What We Know About Astronaut Mark Vande Hei's Historic Spaceflight

We all know the names of the first astronauts to set foot on the Moon. Neil Armstrong and Buzz Aldrin made history with their journey. NASA has kept up the work of advancing space travel and the scientific research that entails. One such mission is that of astronaut Mark Vande Hei, who just completed a record-breaking trip on the International Space Station (via NASA).

Vande Hei returned to Earth March 30 after spending nearly a year in outer space, according to NASA. That's the longest-ever continuous spaceflight by an American astronaut, and NASA plans to use data from Vande Hei's trip to better understand the impact of long-term spaceflight on human bodies. According to NASA, that information can help to better prepare for trips to the moon and beyond — Mars is one of the goals. Vande Hei has now spent more than 500 days in space over the course of his career, according to NASA.

Studying space's impact on the human body

Mark Vande Hei spent 355 days in space on his last trip. During that time, NASA reports, he took part in regular scientific endeavors to gather data for future space exploration. Some of that research focused on what happens to the human body during extended spaceflight. NASA plans to use this information while developing its Artemis program, which aims to get humans back on the Moon, as well as programs that could bring the first humans to Mars.

Vande Hei examined things like the human immune system's ability to react to diseases in microgravity, as on the International Space Station, according to NASA. He also looked into muscle tissue deterioration and loss in space, known to astronauts as sarcopenia. Vande Hei's work included an early stage of testing on engineered cells to determine possible treatments. He also took part in regular health tests to determine the impact of extended spaceflight on his own biology, according to NASA.

Discovering more about the environment

The International Space Station has been the site of more than its fair share of scientific experiments. NASA reports that in its more than 20 years of operation, nearly 250 astronauts have spent time aboard and taken part in almost 3,000 research projects. But we still have a lot to learn about how everything works in microgravity. During Mark Vande Hei's record-breaking spaceflight, he didn't just study human health. He also looked at how basic elements of life on Earth would work in space.

Part of that research, according to NASA, included advancing techniques of fire safety aboard the space station. The goal is to figure out the best ways to extinguish fires when they happen in space and figure out the best materials to avoid fires in the first place. But that's not all. Vande Hei also studied the differences in how water boils and how bubbles form in microgravity, with a focus on heat management that could aid in creating vehicles and even habitats on other planets. In addition, he worked to improve the ISS toilets.

A well-balanced diet

If you've ever read "The Martian" — or seen the movie adaptation — you know one of the most valuable things for living in space is being able to grow food. There aren't any orchards or gardens on Mars, so being able to find a sustainable and long-term source of food is an important part of extending our stays in outer space. While astronaut Mark Vande Hei was on the International Space Station, the crew made some headway in figuring out how to provide fresh food for astronauts over time.
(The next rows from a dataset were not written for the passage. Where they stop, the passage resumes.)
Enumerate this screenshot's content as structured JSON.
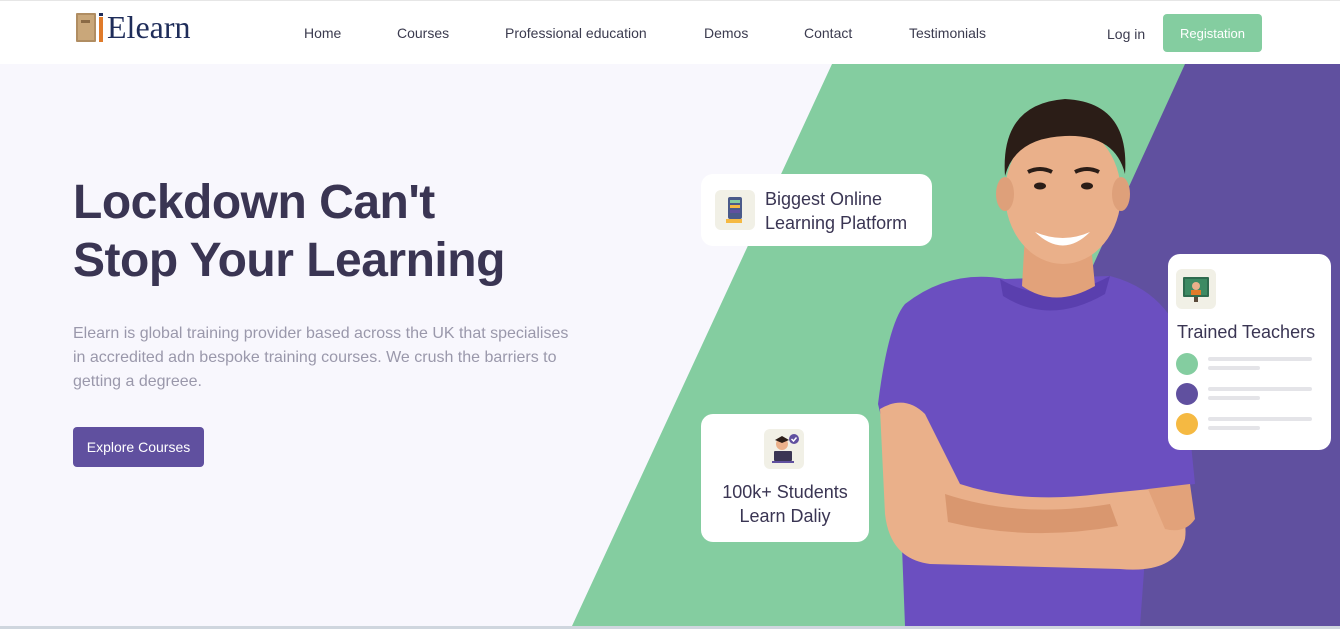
{
  "brand": {
    "name": "Elearn"
  },
  "nav": {
    "items": [
      {
        "label": "Home"
      },
      {
        "label": "Courses"
      },
      {
        "label": "Professional education"
      },
      {
        "label": "Demos"
      },
      {
        "label": "Contact"
      },
      {
        "label": "Testimonials"
      }
    ],
    "login_label": "Log in",
    "register_label": "Registation"
  },
  "hero": {
    "headline_line1": "Lockdown Can't",
    "headline_line2": "Stop Your Learning",
    "description": "Elearn is global training provider based across the UK that specialises in accredited adn bespoke training courses. We crush the barriers to getting a degreee.",
    "cta_label": "Explore Courses"
  },
  "cards": {
    "platform": {
      "line1": "Biggest Online",
      "line2": "Learning Platform",
      "icon": "tablet-books-icon"
    },
    "students": {
      "line1": "100k+ Students",
      "line2": "Learn Daliy",
      "icon": "student-laptop-icon"
    },
    "teachers": {
      "title": "Trained Teachers",
      "icon": "chalkboard-teacher-icon",
      "dot_colors": [
        "#84cda0",
        "#60509f",
        "#f5b942"
      ]
    }
  },
  "colors": {
    "accent_green": "#84cda0",
    "accent_purple": "#60509f",
    "heading": "#3a3553",
    "background": "#f8f7fd"
  }
}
Vande Hei was present on the ISS for the first-ever harvest of chile peppers grown in space, according to NASA. He even stuck around to see the second harvest later. Studies of plant growth examine the way that plants form their roots and leaves in microgravity, as well as any genetic changes that might be taking place. The astronauts were able to eat the peppers they grew, so they must have turned out okay.

Modifying the International Space Station
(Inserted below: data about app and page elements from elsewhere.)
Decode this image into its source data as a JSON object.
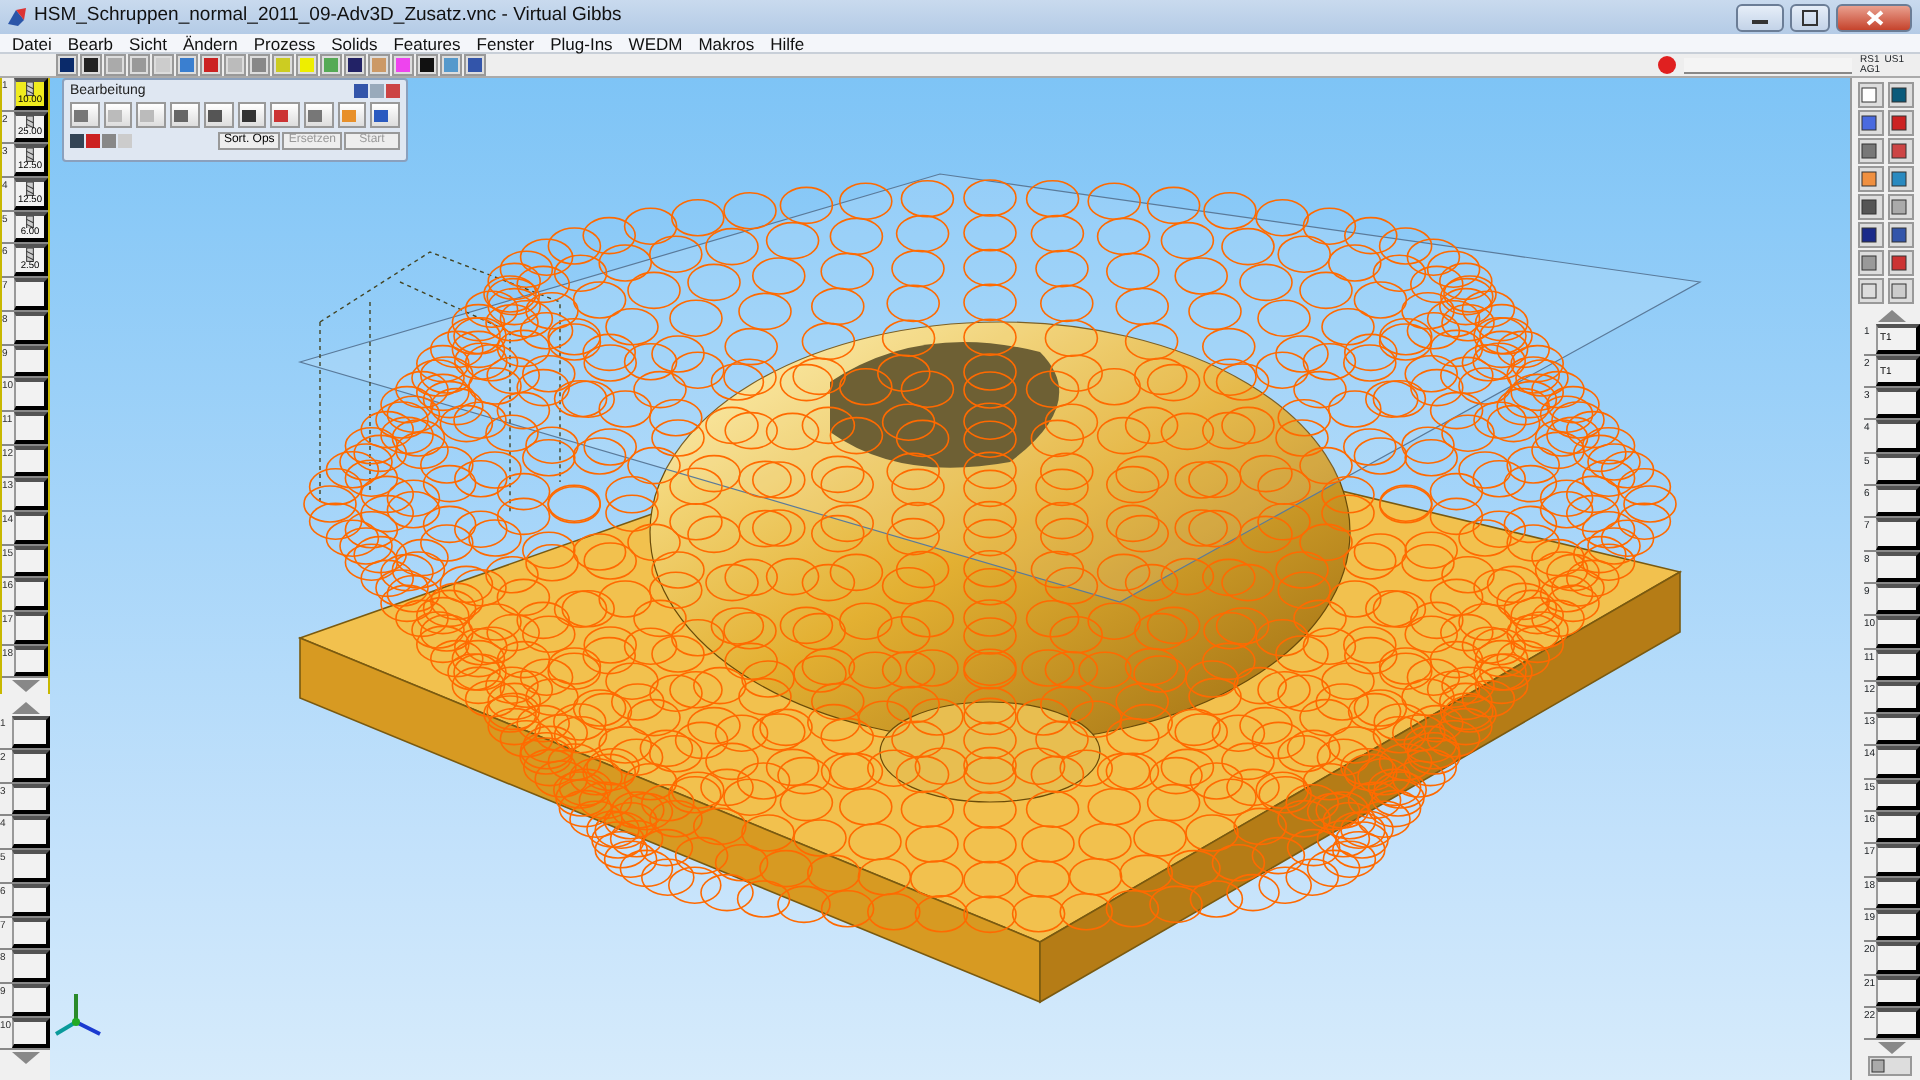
{
  "window": {
    "title": "HSM_Schruppen_normal_2011_09-Adv3D_Zusatz.vnc - Virtual Gibbs"
  },
  "menu": [
    "Datei",
    "Bearb",
    "Sicht",
    "Ändern",
    "Prozess",
    "Solids",
    "Features",
    "Fenster",
    "Plug-Ins",
    "WEDM",
    "Makros",
    "Hilfe"
  ],
  "status_labels": [
    "RS1",
    "US1",
    "AG1"
  ],
  "operations_panel": {
    "title": "Bearbeitung",
    "buttons": [
      {
        "label": "Sort. Ops",
        "disabled": false
      },
      {
        "label": "Ersetzen",
        "disabled": true
      },
      {
        "label": "Start",
        "disabled": true
      }
    ]
  },
  "tool_list": {
    "slots": [
      {
        "number": "1",
        "kind": "tool",
        "value": "10.00",
        "selected": true
      },
      {
        "number": "2",
        "kind": "tool",
        "value": "25.00",
        "selected": false
      },
      {
        "number": "3",
        "kind": "tool",
        "value": "12.50",
        "selected": false
      },
      {
        "number": "4",
        "kind": "tool",
        "value": "12.50",
        "selected": false
      },
      {
        "number": "5",
        "kind": "tool",
        "value": "6.00",
        "selected": false
      },
      {
        "number": "6",
        "kind": "tool",
        "value": "2.50",
        "selected": false
      },
      {
        "number": "7",
        "kind": "empty",
        "selected": false
      },
      {
        "number": "8",
        "kind": "empty",
        "selected": false
      },
      {
        "number": "9",
        "kind": "empty",
        "selected": false
      },
      {
        "number": "10",
        "kind": "empty",
        "selected": false
      },
      {
        "number": "11",
        "kind": "empty",
        "selected": false
      },
      {
        "number": "12",
        "kind": "empty",
        "selected": false
      },
      {
        "number": "13",
        "kind": "empty",
        "selected": false
      },
      {
        "number": "14",
        "kind": "empty",
        "selected": false
      },
      {
        "number": "15",
        "kind": "empty",
        "selected": false
      },
      {
        "number": "16",
        "kind": "empty",
        "selected": false
      },
      {
        "number": "17",
        "kind": "empty",
        "selected": false
      },
      {
        "number": "18",
        "kind": "empty",
        "selected": false
      }
    ]
  },
  "material_list": {
    "slots": [
      {
        "number": "1"
      },
      {
        "number": "2"
      },
      {
        "number": "3"
      },
      {
        "number": "4"
      },
      {
        "number": "5"
      },
      {
        "number": "6"
      },
      {
        "number": "7"
      },
      {
        "number": "8"
      },
      {
        "number": "9"
      },
      {
        "number": "10"
      }
    ]
  },
  "process_list": {
    "slots": [
      {
        "number": "1",
        "kind": "process",
        "label": "T1"
      },
      {
        "number": "2",
        "kind": "process",
        "label": "T1"
      },
      {
        "number": "3",
        "kind": "empty"
      },
      {
        "number": "4",
        "kind": "empty"
      },
      {
        "number": "5",
        "kind": "empty"
      },
      {
        "number": "6",
        "kind": "empty"
      },
      {
        "number": "7",
        "kind": "empty"
      },
      {
        "number": "8",
        "kind": "empty"
      },
      {
        "number": "9",
        "kind": "empty"
      },
      {
        "number": "10",
        "kind": "empty"
      },
      {
        "number": "11",
        "kind": "empty"
      },
      {
        "number": "12",
        "kind": "empty"
      },
      {
        "number": "13",
        "kind": "empty"
      },
      {
        "number": "14",
        "kind": "empty"
      },
      {
        "number": "15",
        "kind": "empty"
      },
      {
        "number": "16",
        "kind": "empty"
      },
      {
        "number": "17",
        "kind": "empty"
      },
      {
        "number": "18",
        "kind": "empty"
      },
      {
        "number": "19",
        "kind": "empty"
      },
      {
        "number": "20",
        "kind": "empty"
      },
      {
        "number": "21",
        "kind": "empty"
      },
      {
        "number": "22",
        "kind": "empty"
      }
    ]
  }
}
The International Space Station has been in low Earth orbit for more than 20 years, but there's still plenty of work to be done to keep up with the needs of the astronauts and their research. Astronaut Mark Vande Hei worked to install new systems and technology that could improve data collection during his 355 days onboard the ISS, according to NASA.

While he was there, Vande Hei helped to install a third solar array that can help power the ISS. That technology will help to figure out the best ways to power future NASA projects. Vande Hei worked with other astronauts to install a platform on the outside of the ISS which will allow for more research of the environment of space itself. The platform gives astronauts the ability to put objects in the harsh vacuum of space and see the effects, NASA reports, furthering our understanding of how to interact with it.

The long trip home

Astronaut Mark Vande Hei's days in space were clearly pretty busy. According to NASA, his 355 days on the International Space Station allowed him to complete almost 3,700 orbits around our planet — a distance of about 150 million miles. But his return trip to Earth was noteworthy for another reason entirely. As Russia continues its war against Ukraine and international tensions are on the rise, Vande Hei made his return trip in the company of two Russian astronauts (via NASA).

Despite the current global conversations about Russia's political intentions, NASA says it's continuing to work closely with Russia's own space agency, according to The Verge. A spoof video suggested that the Russian agency might leave Vande Hei stranded onboard the ISS, The Verge reported, but the video was later declared a joke and Vande Hei was brought back safely. Following the landing, NASA says he's undergoing medical checks and will make his way to a "recovery staging city" aboard Russian helicopters. There a NASA jet will pick him up for the trip to Houston, Texas.